A tribute to the transistor
Without transistors, the world would look very different. There would be no internet, no personal computers, no pacemakers, no satellites, and generally no electronic devices as we know them. The transistor is perhaps the single most important invention of the 20th century. With their modest appearance and little known functionality, they impact almost every aspect of our lives.
As a child, I used to play with transistors, along with diodes, resistors, capacitors, and the imposing, hot-tempered soldering iron. I knew they were more than toys, as my engineer father was using them for all sorts of magic. It was much later, though, that I learned just how important these unimpressive, three-legged oddities really are.
Testing a transistor with a multimeter
So what can a transistor do that makes it so powerful? Two things: amplify electric current and act as a switch. As similar as they may look, each of the three legs has its own name and function. A small current flowing between the base and the emitter either controls or switches on or off a larger current flowing between the collector and emitter.
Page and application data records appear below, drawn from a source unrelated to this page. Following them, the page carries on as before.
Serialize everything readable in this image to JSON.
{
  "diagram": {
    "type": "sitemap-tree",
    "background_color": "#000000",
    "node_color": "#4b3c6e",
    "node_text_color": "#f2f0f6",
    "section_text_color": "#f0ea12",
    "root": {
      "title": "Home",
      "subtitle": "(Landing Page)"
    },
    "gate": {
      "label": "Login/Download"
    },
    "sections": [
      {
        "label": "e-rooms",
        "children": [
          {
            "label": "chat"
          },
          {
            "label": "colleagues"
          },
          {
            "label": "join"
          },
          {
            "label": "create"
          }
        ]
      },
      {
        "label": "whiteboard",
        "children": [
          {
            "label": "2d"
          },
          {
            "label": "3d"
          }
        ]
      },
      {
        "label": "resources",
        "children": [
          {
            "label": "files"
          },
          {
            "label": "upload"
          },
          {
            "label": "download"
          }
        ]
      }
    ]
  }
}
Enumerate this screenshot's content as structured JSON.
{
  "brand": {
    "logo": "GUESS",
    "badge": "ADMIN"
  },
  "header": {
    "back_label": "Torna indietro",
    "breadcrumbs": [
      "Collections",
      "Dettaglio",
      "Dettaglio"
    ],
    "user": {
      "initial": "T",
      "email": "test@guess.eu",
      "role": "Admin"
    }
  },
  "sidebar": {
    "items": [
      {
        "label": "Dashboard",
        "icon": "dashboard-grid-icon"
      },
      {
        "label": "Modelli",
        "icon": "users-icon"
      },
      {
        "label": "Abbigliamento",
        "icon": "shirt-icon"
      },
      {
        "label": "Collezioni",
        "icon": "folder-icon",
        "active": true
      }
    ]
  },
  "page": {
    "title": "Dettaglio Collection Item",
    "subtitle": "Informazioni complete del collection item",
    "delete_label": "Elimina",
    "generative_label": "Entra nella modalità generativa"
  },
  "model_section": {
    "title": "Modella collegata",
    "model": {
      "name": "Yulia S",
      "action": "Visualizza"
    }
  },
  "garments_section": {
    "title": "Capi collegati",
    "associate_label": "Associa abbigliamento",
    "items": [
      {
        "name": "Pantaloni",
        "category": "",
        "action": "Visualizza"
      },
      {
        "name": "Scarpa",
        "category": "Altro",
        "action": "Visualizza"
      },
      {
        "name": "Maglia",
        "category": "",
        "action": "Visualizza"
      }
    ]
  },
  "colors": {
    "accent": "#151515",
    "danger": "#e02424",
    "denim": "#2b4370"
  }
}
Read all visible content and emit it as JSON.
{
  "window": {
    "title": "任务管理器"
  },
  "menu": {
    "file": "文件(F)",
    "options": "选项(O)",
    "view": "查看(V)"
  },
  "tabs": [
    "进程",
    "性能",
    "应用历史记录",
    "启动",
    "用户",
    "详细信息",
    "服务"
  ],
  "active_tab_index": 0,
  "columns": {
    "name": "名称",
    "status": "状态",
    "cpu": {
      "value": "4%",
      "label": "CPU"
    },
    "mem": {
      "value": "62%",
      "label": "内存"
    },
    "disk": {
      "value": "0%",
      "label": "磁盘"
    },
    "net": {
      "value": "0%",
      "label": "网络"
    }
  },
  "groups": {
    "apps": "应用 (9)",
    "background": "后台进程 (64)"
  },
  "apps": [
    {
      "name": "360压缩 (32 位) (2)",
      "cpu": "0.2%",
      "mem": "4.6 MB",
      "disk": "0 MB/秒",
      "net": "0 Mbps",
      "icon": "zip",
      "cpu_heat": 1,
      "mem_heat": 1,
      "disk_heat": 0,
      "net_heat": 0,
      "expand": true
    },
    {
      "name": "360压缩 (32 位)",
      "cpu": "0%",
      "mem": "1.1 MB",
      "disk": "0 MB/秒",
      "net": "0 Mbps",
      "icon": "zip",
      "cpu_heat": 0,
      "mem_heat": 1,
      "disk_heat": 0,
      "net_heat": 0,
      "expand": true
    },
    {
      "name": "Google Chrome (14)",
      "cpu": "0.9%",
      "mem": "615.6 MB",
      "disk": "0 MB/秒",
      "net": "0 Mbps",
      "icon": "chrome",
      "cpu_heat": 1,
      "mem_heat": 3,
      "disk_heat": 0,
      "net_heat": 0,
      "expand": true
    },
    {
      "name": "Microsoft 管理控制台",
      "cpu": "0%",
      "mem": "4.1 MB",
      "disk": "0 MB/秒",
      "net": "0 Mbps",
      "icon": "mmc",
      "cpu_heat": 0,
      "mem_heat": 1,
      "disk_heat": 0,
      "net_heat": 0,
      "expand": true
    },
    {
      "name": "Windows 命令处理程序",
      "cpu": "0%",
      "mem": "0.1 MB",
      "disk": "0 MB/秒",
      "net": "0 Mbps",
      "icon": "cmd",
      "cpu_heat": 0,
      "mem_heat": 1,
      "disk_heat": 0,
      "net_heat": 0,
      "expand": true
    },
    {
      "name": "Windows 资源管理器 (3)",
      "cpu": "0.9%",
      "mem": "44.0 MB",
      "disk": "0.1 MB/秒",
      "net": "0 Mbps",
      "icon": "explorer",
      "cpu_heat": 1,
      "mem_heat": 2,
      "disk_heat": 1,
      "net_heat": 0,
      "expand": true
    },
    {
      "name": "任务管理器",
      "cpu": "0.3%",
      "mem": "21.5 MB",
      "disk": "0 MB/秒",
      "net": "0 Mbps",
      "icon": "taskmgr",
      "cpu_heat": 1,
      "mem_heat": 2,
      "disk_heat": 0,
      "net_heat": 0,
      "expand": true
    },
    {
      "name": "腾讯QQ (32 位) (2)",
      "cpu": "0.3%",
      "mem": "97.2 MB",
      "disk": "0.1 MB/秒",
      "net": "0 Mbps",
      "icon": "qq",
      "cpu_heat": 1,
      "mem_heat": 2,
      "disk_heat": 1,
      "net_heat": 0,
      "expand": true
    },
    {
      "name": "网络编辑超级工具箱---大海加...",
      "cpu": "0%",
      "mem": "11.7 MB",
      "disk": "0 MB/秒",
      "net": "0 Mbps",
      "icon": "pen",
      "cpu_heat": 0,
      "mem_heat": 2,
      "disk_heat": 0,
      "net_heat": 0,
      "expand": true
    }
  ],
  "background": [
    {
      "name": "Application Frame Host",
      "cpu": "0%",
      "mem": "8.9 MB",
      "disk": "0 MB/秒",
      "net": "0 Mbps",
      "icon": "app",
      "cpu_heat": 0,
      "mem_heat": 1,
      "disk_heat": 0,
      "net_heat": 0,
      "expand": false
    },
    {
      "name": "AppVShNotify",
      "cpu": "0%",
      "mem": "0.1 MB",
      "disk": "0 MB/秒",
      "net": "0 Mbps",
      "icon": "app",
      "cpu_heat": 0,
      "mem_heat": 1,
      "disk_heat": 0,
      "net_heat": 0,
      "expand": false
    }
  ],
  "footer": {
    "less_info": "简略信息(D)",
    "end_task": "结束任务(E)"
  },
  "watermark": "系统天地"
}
This behavior turns out to be extremely useful.
A simplified view of how a transistor behaves
One of the early applications of the amplification behavior was the portable radio, also known as a transistor radio. In it, transistors are used to amplify the faint signal received by the antenna to power a speaker. But this capability of amplifying a signal has a wide range of applications and is used in most electronic devices, from sound amplifiers and filters to metal and lie detectors.
In digital circuits, which use binary signals, transistors are used as switches that can be in either an on or off state. They can be combined to build logical gates such as AND, OR and NOT, which are physical manifestations of Boolean functions (that operate with the values 0 and 1). These gates can then be cascaded to construct a physical model of Boolean logic and everything that can be expressed with it. That is what lies at the foundation of the microchip, the brain of any modern computer or “smart” device.
AND gate where the OUT signal is the logical AND between the A and B input signals
The transistor was not the first component capable of this behavior. Before it, vacuum tubes were used for similar aims, achieved, however, through a different physical process. But vacuum tubes are bigger, less efficient, less reliable, less durable, and more expensive than transistors. It was the invention of the small, cheap, and efficient transistor at Bell Labs in 1947 by John Bardeen, William Shockley, and Walter Brattain that revolutionized the field of electronics. It allowed the integration of ever-increasing numbers of transistors into small microchips, paving the way for all advances that followed.
One of the first integrated circuit-based computers was the Apollo Guidance Computer, which made possible the moon landing. It had 4,100 integrated circuits and a total of around 12,000 transistors. The modern microprocessors have billions of them. The ubiquitous devices we casually carry around today can perform tremendous amounts of computation. For what we choose to use their impressive capabilities is food for thought.
Apollo Guidance Computer and its Display&Keyboard (DSKY)
The transistor is made possible by the unique conductive behavior of semiconductors, a process of mixing them with impurities (called doping) and putting differently-mixed pieces together to form junctions. As small and dull as it may look, how the transistor works internally is something of a wonder, and the modern interpretations of its properties are based on quantum mechanics. In some ways, the transistor is like a neuron, only smaller: you could fit 40 modern transistors within the smallest neuron. But the most widely used semiconductor in transistors is silicon, a chemical element found in sand and the Earth’s crust. So in the end, all they are is dust in the wind.